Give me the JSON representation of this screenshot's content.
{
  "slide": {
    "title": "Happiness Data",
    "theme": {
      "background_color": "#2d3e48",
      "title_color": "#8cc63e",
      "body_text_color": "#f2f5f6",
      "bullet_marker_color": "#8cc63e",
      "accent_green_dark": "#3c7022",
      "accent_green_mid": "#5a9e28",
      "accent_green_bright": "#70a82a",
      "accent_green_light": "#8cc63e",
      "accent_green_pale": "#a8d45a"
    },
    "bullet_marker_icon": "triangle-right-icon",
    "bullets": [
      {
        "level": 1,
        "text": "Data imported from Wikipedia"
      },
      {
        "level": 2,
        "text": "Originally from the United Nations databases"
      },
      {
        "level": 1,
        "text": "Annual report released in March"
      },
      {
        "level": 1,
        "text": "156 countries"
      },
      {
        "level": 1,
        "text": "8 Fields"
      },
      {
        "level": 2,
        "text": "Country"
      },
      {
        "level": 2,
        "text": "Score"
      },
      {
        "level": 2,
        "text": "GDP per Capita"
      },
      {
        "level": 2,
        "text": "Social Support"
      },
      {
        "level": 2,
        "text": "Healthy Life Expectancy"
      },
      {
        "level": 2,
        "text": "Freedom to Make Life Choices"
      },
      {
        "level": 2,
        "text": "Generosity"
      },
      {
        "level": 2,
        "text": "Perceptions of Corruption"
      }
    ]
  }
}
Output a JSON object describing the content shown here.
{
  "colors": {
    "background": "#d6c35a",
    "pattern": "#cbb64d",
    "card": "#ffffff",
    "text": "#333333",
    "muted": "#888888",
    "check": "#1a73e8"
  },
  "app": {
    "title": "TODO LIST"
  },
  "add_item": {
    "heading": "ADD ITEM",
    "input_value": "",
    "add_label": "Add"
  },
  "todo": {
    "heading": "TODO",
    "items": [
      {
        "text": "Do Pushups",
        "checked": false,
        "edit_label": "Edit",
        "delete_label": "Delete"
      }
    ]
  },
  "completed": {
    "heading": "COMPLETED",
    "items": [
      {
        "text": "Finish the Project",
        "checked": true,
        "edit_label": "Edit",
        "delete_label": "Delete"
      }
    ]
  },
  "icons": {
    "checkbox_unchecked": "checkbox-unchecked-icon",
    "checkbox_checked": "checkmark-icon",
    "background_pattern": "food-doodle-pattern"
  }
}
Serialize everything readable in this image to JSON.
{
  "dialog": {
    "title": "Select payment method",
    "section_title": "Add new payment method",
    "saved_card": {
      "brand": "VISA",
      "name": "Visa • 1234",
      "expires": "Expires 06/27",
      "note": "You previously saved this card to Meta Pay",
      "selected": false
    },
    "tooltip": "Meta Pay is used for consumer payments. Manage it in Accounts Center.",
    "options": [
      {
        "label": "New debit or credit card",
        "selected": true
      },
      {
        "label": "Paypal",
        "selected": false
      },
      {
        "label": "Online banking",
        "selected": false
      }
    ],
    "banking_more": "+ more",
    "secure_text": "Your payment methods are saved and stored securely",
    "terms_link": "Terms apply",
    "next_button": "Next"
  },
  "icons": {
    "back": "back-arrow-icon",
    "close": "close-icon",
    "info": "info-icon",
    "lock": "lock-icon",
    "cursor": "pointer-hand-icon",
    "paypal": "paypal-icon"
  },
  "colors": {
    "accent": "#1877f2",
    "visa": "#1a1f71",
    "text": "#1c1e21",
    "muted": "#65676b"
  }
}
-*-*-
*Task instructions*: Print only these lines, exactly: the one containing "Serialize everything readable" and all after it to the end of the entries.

*Answer to the exercise*:
Serialize everything readable in this image to JSON.
{
  "dialog": {
    "title": "Select payment method",
    "section_title": "Add new payment method",
    "saved_card": {
      "brand": "VISA",
      "name": "Visa • 1234",
      "expires": "Expires 06/27",
      "note": "You previously saved this card to Meta Pay",
      "selected": false
    },
    "tooltip": "Meta Pay is used for consumer payments. Manage it in Accounts Center.",
    "options": [
      {
        "label": "New debit or credit card",
        "selected": true
      },
      {
        "label": "Paypal",
        "selected": false
      },
      {
        "label": "Online banking",
        "selected": false
      }
    ],
    "banking_more": "+ more",
    "secure_text": "Your payment methods are saved and stored securely",
    "terms_link": "Terms apply",
    "next_button": "Next"
  },
  "icons": {
    "back": "back-arrow-icon",
    "close": "close-icon",
    "info": "info-icon",
    "lock": "lock-icon",
    "cursor": "pointer-hand-icon",
    "paypal": "paypal-icon"
  },
  "colors": {
    "accent": "#1877f2",
    "visa": "#1a1f71",
    "text": "#1c1e21",
    "muted": "#65676b"
  }
}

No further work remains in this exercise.